Freebee Friday: Dictionaries without the Bulk
We’re all used to seeing the classroom bookshelf of Merriam-Webster or American Heritage dictionaries sag under their collected weight, but there’s a better way to get the right word. With the right software, an Android device, whether it’s a tablet or a phone, can be an excellent classroom dictionary.
These three wordsmith apps work well in portrait or landscape orientation and get kids off to a good start by predicting the word they’re looking for based on the first letters typed. It’s excellent help for flustered early writers to find the exact word they’re looking for.

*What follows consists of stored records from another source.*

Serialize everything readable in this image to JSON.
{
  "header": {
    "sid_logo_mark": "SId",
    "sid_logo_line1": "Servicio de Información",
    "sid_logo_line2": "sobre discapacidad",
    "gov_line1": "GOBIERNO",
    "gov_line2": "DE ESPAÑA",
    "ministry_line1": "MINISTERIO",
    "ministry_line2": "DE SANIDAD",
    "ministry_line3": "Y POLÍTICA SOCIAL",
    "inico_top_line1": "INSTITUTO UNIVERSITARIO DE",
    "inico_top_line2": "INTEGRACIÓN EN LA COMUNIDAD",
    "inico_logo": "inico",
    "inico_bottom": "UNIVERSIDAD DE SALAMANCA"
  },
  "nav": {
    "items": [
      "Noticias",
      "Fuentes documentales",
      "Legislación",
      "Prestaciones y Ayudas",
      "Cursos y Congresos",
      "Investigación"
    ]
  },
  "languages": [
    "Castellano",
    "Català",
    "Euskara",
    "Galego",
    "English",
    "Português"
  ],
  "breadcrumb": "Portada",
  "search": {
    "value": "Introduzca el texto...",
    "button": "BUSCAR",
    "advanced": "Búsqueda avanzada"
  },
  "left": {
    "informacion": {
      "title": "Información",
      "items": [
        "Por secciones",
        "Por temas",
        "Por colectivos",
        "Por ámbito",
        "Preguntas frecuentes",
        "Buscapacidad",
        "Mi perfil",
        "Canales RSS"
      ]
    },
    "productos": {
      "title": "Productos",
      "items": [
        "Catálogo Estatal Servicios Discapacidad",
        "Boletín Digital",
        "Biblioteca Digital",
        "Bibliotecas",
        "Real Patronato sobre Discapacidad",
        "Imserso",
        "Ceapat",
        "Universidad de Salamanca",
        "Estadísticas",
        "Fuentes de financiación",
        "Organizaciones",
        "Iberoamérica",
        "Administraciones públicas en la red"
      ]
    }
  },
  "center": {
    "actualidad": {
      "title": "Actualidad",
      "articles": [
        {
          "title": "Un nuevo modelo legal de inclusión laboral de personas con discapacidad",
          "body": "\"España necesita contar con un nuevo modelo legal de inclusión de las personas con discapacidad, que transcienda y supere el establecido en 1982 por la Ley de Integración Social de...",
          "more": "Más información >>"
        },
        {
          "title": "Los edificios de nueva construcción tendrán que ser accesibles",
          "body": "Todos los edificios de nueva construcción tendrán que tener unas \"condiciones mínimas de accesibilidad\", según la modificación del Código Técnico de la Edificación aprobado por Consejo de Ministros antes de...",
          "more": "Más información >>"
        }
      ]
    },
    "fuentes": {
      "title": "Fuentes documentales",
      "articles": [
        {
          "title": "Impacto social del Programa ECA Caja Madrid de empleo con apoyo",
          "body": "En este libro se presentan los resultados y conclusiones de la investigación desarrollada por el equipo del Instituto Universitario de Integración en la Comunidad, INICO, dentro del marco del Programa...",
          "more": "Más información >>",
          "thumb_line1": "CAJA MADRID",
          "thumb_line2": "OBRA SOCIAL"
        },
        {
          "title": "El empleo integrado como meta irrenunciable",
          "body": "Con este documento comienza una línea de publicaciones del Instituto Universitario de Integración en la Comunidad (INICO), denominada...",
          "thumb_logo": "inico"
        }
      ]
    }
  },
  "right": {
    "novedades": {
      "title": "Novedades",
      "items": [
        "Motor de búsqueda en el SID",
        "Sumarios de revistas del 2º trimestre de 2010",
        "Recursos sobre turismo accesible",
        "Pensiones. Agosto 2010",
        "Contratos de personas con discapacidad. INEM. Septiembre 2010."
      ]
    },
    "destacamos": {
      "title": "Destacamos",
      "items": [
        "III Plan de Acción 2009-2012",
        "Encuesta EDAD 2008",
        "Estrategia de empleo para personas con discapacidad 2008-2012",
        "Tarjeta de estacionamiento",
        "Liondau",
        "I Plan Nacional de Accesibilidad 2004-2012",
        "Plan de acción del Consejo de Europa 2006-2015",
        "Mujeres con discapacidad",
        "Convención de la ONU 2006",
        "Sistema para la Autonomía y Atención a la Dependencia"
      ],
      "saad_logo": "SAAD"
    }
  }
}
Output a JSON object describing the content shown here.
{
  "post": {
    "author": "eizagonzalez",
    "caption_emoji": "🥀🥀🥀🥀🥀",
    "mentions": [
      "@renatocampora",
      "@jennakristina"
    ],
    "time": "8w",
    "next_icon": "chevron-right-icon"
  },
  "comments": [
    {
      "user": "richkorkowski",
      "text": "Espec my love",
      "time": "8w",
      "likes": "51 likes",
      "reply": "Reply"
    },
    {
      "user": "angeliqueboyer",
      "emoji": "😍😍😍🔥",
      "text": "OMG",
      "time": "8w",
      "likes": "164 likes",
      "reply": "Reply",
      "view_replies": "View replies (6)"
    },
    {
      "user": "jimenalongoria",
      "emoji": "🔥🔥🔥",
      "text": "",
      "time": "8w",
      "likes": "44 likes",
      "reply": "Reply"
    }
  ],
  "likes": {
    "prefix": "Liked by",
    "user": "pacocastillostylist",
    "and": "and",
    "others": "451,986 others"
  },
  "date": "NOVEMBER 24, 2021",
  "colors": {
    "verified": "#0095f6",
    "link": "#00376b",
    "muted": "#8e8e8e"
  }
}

With money to replace printed dictionaries hard to find, these digital reference works are free and just a download away. The downside is that they display small and easy-to-ignore ads to pay for their operations. For a few dollars, the ads can disappear.
Going from a printed dictionary to Dictionary.com is less jarring than you might think because the pages have the look of a traditional dictionary with numbered definitions that are organized by word form. On top of a vocabulary-increasing daily word, Disctionary.com has a separate thesaurus for finding the right synonym for when words fail; the two are linked for quick look-ups. In addition to audio pronunciation help, kids can speak words of interest into the tablet to get to the word’s meaning, spelling and definition. Dictionary.com has detailed and often surprising information about the word’s origin and you can eliminate the ads for $3.
For many, Merriam-Webster is the definition of dictionary. The company’s Android app comes in a smaller and more portable package, yet mirrors the content of the company’s flagship Collegiate Dictionary. There’re several digital goodies included, like the ability of kids to speak the word to get a definition. The dictionary promises to update itself with the latest in cyber-speak and it highlights related words in the definition that are linked to their entries. In addition to its origin and when the word was first used, Merriam-Webster has audio pronunciation examples. A big plus is that rather than a separate thesaurus, synonyms and antonyms are displayed with the definitions. The ad-free version costs $3.
Tom Clark’s Android Urban Dictionary is hipper and edgier than the others (e.g., mouse potato: the computer or gaming equivalent of a couch potato), but may not be appropriate for all classes. Unfortunately, the app lacks audio pronunciation help and all-too-often the definitions cross the line into slang, irreverent language and scatological terms. Still, it has access to more than 6 million entries, so it’s complete as well. It has a cool feature that will become a classroom favorite with students: shake the slate to get a random word with definition and example. It may seem haphazard, but it’s an excellent way to increase a class’s vocabulary. You can dump the ads for a reasonable $2.